|Abstract:||We focus on machine learning, a branch of artificial intelligence. When solving a classification problem, a learning algorithm is provided labelled data and has the task of learning a function that will be able to automatically classify future, unseen data. Many classical learning algorithms are designed to combine simple classifiers by building a weighted majority vote classifier out of them. In this thesis, we extend the usage of the C-bound, bound on the risk of the majority vote classifier. This bound is defined using two quantities : the individual performance of the voters, and the correlation of their errors (their disagreement). First, we design majority vote generalization bounds based on the C-bound. Then, we extend this bound from binary classification to generalized majority votes. Finally, we develop new learning algorithms with state-of-the-art performance, by constructing majority votes that maximize the voters’ disagreement, while controlling their individual performance. The generalization guarantees that we develop in this thesis are in the family of PAC-Bayesian bounds. We generalize the PAC-Bayesian theory by introducing a general theorem, from which the classical bounds from the literature can be recovered. Using this same theorem, we introduce generalization bounds based on the C-bound. We also simplify the proof process of PAC-Bayesian theorems, easing the development of new families of bounds. We introduce two new families of PAC-Bayesian bounds. One is based on a different notion of complexity than usual bounds, the Rényi divergence, instead of the classical Kullback-Leibler divergence. The second family is specialized to transductive learning, instead of inductive learning. The two learning algorithms that we introduce, MinCq and CqBoost, output a majority vote classifier that maximizes the disagreement between voters. An hyperparameter of the algorithms gives a direct control over the individual performance of the voters. These two algorithms being designed to minimize PAC-Bayesian generalization bounds on the risk of the majority vote classifier, they come with rigorous theoretical guarantees. By performing an empirical evaluation, we show that MinCq and CqBoost perform as well as classical stateof- the-art algorithms.|

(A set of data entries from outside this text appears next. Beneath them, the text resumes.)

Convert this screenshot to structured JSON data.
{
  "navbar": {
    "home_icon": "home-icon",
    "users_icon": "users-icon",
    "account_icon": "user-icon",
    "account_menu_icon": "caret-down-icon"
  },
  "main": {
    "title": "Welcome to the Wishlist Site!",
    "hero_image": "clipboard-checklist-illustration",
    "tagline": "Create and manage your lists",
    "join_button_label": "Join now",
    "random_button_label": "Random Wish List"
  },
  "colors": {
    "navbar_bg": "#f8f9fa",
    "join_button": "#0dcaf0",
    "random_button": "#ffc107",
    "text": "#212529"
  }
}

|Document Type:||Thèse de doctorat|
|Open Access Date:||3 May 2018|
|Collection:||Thèses et mémoires|
All documents in CorpusUL are protected by Copyright Act of Canada.